As part of the detailed inquiry into the Pike River explosion that killed 29 miners in New Zealand the royal commission will also study the safety systems in place at the mine. The preliminary hearing of the inquiry into the disaster will open on April 5th, 2011 in Greymouth.
The royal commission said that it was to hold 15 weeks of hearings that would begin on May 6th and end on November 4th. These would be divided into four phases namely context, search and rescue, what happened at Pike River and policy aspects. Each phase would look into specific details.
A spokesperson for the families of those who passed away in the mine explosion, Bernie Monk, said that 15 weeks was too short a time frame to examine and conclude the inquiry. He felt that many key issues would need to be examined and this would not be enough time. He added that he did not want any shot cuts taken for the sake of saving time.
Nicholas Davidson QC who represents some of the dead miners’ families said that he did not want to comment on the inquiry setup. He said that the commission had clearly given a lot of thought to how it is to proceed.

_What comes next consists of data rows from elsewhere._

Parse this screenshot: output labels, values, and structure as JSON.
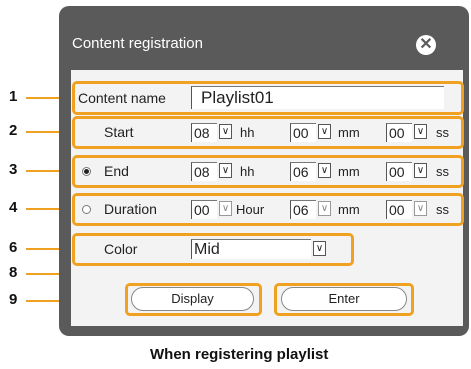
{
  "dialog": {
    "title": "Content registration",
    "close_icon": "close-icon",
    "accent": "#f0a121"
  },
  "content_name": {
    "label": "Content name",
    "value": "Playlist01"
  },
  "start": {
    "label": "Start",
    "hh": "08",
    "hh_unit": "hh",
    "mm": "00",
    "mm_unit": "mm",
    "ss": "00",
    "ss_unit": "ss"
  },
  "end": {
    "label": "End",
    "selected": true,
    "hh": "08",
    "hh_unit": "hh",
    "mm": "06",
    "mm_unit": "mm",
    "ss": "00",
    "ss_unit": "ss"
  },
  "duration": {
    "label": "Duration",
    "selected": false,
    "hour": "00",
    "hour_unit": "Hour",
    "mm": "06",
    "mm_unit": "mm",
    "ss": "00",
    "ss_unit": "ss"
  },
  "color": {
    "label": "Color",
    "value": "Mid"
  },
  "buttons": {
    "display": "Display",
    "enter": "Enter"
  },
  "callouts": [
    "1",
    "2",
    "3",
    "4",
    "6",
    "8",
    "9"
  ],
  "caption": "When registering playlist"
}
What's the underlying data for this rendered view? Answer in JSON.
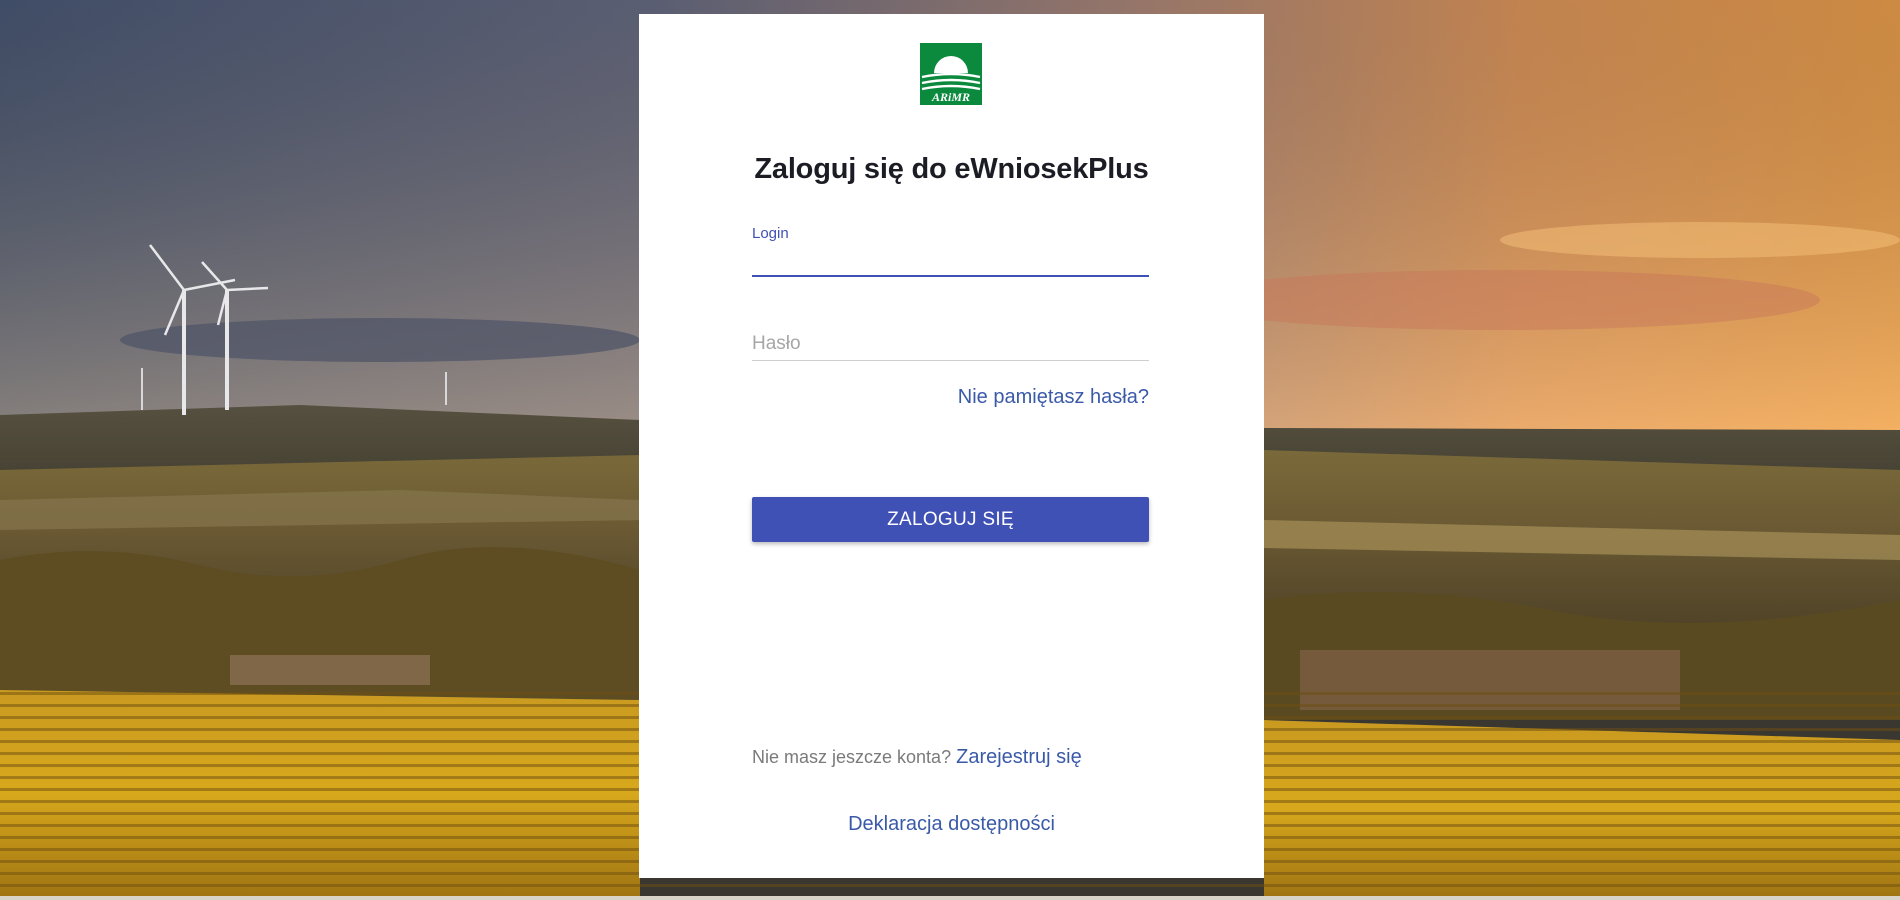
{
  "logo": {
    "text": "ARiMR",
    "color": "#0b8a3e"
  },
  "title": "Zaloguj się do eWniosekPlus",
  "login_field": {
    "label": "Login",
    "value": ""
  },
  "password_field": {
    "placeholder": "Hasło",
    "value": ""
  },
  "forgot_password": "Nie pamiętasz hasła?",
  "login_button": "ZALOGUJ SIĘ",
  "register": {
    "prompt": "Nie masz jeszcze konta?",
    "link": "Zarejestruj się"
  },
  "accessibility_declaration": "Deklaracja dostępności",
  "colors": {
    "accent": "#3f51b5",
    "link": "#3a5aa8",
    "card": "#ffffff"
  }
}
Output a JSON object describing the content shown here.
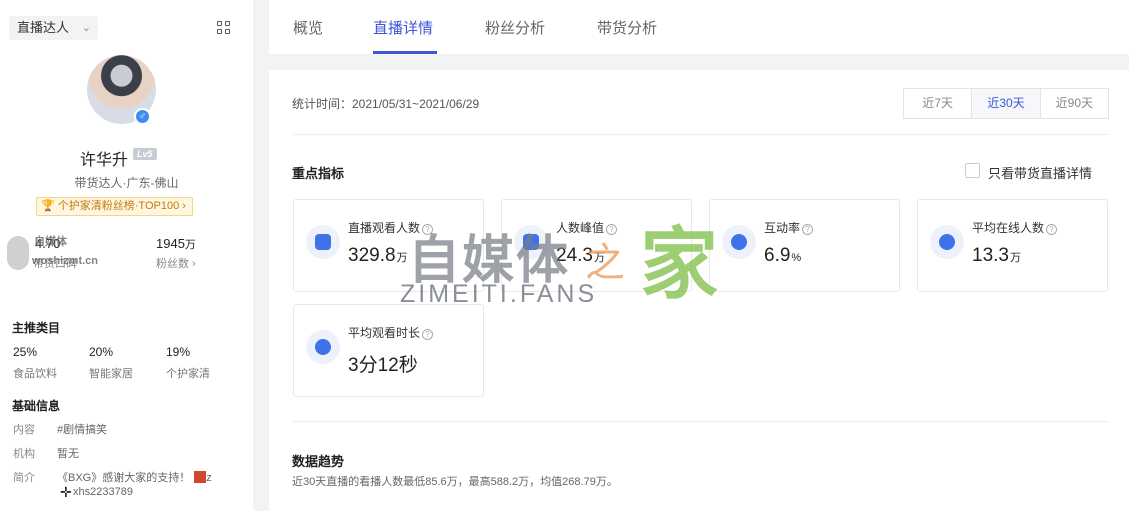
{
  "sidebar": {
    "mode_select": "直播达人",
    "profile": {
      "name": "许华升",
      "level": "Lv5",
      "subtitle": "带货达人·广东-佛山",
      "rank_badge": "个护家清粉丝榜·TOP100"
    },
    "stats": [
      {
        "value": "4.70",
        "unit": "",
        "label": "带货口碑"
      },
      {
        "value": "1945",
        "unit": "万",
        "label": "粉丝数 ›"
      }
    ],
    "main_categories": {
      "title": "主推类目",
      "items": [
        {
          "pct": "25%",
          "name": "食品饮料"
        },
        {
          "pct": "20%",
          "name": "智能家居"
        },
        {
          "pct": "19%",
          "name": "个护家清"
        }
      ]
    },
    "basic_info": {
      "title": "基础信息",
      "rows": [
        {
          "key": "内容",
          "value": "#剧情搞笑"
        },
        {
          "key": "机构",
          "value": "暂无"
        },
        {
          "key": "简介",
          "value": "《BXG》感谢大家的支持！",
          "value_extra": "z",
          "value_line2": "xhs2233789"
        }
      ]
    }
  },
  "tabs": [
    "概览",
    "直播详情",
    "粉丝分析",
    "带货分析"
  ],
  "active_tab": 1,
  "main": {
    "stat_time_label": "统计时间：2021/05/31~2021/06/29",
    "ranges": [
      "近7天",
      "近30天",
      "近90天"
    ],
    "active_range": 1,
    "key_metrics_title": "重点指标",
    "only_sales_label": "只看带货直播详情",
    "metrics": [
      {
        "title": "直播观看人数",
        "value": "329.8",
        "unit": "万",
        "icon": "video-camera-icon"
      },
      {
        "title": "人数峰值",
        "value": "24.3",
        "unit": "万",
        "icon": "peak-chart-icon"
      },
      {
        "title": "互动率",
        "value": "6.9",
        "unit": "%",
        "icon": "chat-bubble-icon"
      },
      {
        "title": "平均在线人数",
        "value": "13.3",
        "unit": "万",
        "icon": "online-user-icon"
      },
      {
        "title": "平均观看时长",
        "value": "3分12秒",
        "unit": "",
        "icon": "clock-icon"
      }
    ],
    "trend_title": "数据趋势",
    "trend_desc": "近30天直播的看播人数最低85.6万，最高588.2万，均值268.79万。"
  },
  "watermark": {
    "cn": "自媒体",
    "zhi": "之",
    "jia": "家",
    "url": "ZIMEITI.FANS",
    "small_line1": "自媒体",
    "small_line2": "woshizmt.cn"
  }
}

They had logic in what they were proposing to do.
The inquiry hopes to shed light on exactly what happened at the mine. They also hope to identify how to prevent mining tragedies of a similar nature from occurring again. The bodies of the miners who died in the blast have not been recovered as yet.